The Mitchells vs. the Machines
Sometimes you get animation that's just sort of...pandering to children, and other times you get stuff like The Mitchells vs. the Machines, which is not only a delightful and fun animated venture from Sony and Netflix, but also super sharp, funny, and smart throughout its runtime. With references to movies like Dawn of the Dead and with a surprising bit of social commentary about big corporations and tech giants, this movie is just really enjoyable. And the voice cast—with Abbi Jacobson, Danny McBride, Maya Rudolph, Olivia Colman, and Eric Andre in some of the main roles—is just delightful.
Director Chloé Zhao is scheduled to make her Marvel debut later this year with Eternals, but first she took a minor detour with Nomadland, which only won her the Oscar for Best Director, helped win lead actress Frances McDormand her third Oscar, and won Best Picture for itself.
Based on the nonfiction book of the same name, Nomadland follows a woman (McDormand) who travels from short-term-fix job to short-term-fix job all across the country after falling on hard financial times; the film features real-life nomads playing versions of themselves within the movie's story. Zhao's stunning direction, combined with an undertold, true-to-life American story (and some good old fashioned raw feels) make this a movie you won't forget anytime soon.
Judas and the Black Messiah

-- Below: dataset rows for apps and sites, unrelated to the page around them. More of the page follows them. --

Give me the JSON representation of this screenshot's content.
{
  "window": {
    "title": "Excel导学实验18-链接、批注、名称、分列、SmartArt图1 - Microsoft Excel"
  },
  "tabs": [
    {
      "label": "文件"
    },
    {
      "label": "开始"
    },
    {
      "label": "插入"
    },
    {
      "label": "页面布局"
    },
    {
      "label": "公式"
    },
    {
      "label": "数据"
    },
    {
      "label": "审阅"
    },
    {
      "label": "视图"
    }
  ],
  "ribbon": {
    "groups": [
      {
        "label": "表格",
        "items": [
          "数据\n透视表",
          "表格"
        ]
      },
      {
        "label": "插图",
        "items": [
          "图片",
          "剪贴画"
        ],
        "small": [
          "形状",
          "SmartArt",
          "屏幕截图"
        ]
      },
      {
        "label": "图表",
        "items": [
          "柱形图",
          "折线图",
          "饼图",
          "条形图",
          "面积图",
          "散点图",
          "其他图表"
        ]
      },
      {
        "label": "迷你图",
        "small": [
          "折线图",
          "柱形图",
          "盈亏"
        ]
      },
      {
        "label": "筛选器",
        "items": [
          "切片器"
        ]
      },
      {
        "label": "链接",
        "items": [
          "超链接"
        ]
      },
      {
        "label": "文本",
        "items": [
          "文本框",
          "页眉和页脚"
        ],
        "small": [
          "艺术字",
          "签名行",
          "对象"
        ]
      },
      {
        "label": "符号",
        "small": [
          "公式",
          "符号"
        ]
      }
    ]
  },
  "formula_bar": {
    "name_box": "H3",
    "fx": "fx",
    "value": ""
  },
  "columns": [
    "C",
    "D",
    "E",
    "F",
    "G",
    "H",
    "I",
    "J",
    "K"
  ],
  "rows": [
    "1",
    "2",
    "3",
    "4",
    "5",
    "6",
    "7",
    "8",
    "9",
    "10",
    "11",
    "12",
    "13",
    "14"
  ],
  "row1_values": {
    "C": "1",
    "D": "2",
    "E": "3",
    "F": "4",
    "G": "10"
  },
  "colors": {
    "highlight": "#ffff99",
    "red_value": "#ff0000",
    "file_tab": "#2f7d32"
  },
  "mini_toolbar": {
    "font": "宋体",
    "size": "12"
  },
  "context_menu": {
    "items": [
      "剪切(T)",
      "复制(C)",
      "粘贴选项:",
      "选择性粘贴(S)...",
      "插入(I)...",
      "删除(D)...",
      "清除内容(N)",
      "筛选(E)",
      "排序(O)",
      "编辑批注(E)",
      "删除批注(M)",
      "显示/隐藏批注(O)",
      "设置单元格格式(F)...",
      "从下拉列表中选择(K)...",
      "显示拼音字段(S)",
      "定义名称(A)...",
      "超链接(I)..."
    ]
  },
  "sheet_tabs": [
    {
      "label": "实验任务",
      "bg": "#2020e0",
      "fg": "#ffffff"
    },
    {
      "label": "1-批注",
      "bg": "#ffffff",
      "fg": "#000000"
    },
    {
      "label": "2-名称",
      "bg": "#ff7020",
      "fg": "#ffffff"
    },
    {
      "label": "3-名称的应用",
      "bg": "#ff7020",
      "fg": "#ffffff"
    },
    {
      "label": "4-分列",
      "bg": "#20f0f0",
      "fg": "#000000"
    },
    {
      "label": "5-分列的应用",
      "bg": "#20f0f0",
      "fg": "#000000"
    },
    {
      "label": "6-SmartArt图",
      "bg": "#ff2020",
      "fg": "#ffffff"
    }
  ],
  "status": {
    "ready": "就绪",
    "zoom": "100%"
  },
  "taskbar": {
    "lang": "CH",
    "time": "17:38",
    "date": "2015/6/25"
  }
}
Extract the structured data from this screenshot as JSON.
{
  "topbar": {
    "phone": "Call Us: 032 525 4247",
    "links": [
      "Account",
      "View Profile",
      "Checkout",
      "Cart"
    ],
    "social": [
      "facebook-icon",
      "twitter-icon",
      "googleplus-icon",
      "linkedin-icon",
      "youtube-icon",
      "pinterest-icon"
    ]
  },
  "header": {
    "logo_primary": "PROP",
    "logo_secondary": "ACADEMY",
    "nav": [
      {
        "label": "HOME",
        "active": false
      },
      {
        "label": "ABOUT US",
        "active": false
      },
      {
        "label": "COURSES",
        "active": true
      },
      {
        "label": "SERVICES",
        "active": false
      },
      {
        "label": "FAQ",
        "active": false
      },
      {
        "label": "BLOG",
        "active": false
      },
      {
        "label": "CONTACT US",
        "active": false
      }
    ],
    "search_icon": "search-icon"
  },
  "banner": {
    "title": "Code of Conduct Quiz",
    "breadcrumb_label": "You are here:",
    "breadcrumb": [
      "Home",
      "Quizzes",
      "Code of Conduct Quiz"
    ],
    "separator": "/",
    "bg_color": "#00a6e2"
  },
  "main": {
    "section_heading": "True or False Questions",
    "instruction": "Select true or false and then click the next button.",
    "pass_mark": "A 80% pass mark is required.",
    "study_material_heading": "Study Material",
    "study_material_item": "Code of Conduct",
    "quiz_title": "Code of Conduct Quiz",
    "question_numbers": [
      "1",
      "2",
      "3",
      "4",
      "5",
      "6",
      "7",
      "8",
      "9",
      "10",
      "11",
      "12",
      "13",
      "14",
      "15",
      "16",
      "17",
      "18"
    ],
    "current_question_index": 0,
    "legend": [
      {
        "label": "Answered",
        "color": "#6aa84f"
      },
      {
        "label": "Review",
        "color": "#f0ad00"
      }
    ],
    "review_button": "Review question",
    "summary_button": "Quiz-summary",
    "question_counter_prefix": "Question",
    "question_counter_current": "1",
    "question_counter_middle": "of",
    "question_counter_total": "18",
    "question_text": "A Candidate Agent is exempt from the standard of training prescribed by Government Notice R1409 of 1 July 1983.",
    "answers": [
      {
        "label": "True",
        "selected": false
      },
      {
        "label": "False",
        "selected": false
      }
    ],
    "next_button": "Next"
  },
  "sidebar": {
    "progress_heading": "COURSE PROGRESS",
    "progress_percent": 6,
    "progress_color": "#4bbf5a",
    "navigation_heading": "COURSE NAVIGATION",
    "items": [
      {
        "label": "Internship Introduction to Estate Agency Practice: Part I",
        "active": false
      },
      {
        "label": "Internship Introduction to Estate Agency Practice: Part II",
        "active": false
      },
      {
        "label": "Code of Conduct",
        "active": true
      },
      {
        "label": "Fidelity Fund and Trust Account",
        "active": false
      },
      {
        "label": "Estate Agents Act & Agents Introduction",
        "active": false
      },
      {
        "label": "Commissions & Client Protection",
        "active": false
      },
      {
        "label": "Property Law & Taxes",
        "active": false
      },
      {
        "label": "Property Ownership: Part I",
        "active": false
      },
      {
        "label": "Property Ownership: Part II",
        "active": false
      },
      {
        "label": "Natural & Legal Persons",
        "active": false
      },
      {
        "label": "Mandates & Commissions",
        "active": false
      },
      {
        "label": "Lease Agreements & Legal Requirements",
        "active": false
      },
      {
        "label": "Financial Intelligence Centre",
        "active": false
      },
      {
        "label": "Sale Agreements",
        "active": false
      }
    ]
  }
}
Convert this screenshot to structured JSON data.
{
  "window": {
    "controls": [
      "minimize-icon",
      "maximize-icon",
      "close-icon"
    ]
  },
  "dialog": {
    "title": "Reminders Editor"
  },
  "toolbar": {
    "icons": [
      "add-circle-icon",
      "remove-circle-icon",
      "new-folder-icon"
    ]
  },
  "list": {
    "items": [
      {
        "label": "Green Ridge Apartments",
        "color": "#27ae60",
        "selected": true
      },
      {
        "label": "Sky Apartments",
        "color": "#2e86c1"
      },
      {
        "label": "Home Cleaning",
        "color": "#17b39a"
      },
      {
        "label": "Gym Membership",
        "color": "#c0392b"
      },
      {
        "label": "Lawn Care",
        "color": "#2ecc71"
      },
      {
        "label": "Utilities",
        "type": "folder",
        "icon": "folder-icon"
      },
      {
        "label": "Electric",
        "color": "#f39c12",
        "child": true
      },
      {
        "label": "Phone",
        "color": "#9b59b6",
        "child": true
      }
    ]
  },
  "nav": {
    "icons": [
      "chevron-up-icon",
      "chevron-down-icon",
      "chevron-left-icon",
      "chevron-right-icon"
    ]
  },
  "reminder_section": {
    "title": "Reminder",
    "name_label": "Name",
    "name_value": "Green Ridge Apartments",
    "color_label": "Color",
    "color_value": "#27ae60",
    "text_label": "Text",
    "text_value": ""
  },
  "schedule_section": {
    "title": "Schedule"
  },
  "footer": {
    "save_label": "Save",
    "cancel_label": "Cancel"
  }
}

Three of the best young actors working today come together in Judas and the Black Messiah, which tells the story of Black Panthers leader Fred Hampton and the circumstances that led to his eventual demise. Daniel Kaluuya, who's done nothing but incredible work over the last few years (in Get Out, Widows, Black Panther, and Queen and Slim) won this year's Best Supporting Actor Oscar for playing Hampton, while Lakeith Stanfield plays William O'Neal, the FBI informant who inflitrated his world and betrayed him. Jesse Plemons plays O'Neal's FBI handler. Aaron Sorkin's The Trial of the Chicago 7 tangentially touched on Hampton's story, but Judas, from director Shaka King goes way deeper—and does it right.
Shaka King is especially impressive as director, finding drama, romance, tension, and action all within the confines of his film.
Minari continues the post-Walking Dead career rise for Steven Yeun, who leads an impressive cast here as a father of a Korean-American family looking to make their way after moving to Arkansas from California. Director Lee Isaac Chung based the movie on his own life, and crafted it with a slow-burn story that gets into the mind of every character in the family along the way. This is a slow-buring, tender movie that has characters who will stick with you. One particular breakout? Alan Kim, who plays the family's adorable son (and is a treasure on Instagram)
Promising Young Woman
Promising Young Woman was only released widely to audiences 15 days into 2021, but we feel comfortable saying it's going to be one of the very best movies released all year. The movie follows Cassie Thomas (an incredible Carey Mulligan), a medical school drop out whose life was derailed when her best friend and classmate was sexually assaulted by another classmate.
You're best off knowing as little as possible about Promising Young Woman before going into it—but the movie does a brilliant job with its casting; aside from Mulligan, the rest of the cast is also led by a fantastic Bo Burnham performance and a series of familiar comedic faces being used in a manner you might not expect. This is a movie everyone should see—and you're going to want to talk about it afterwards.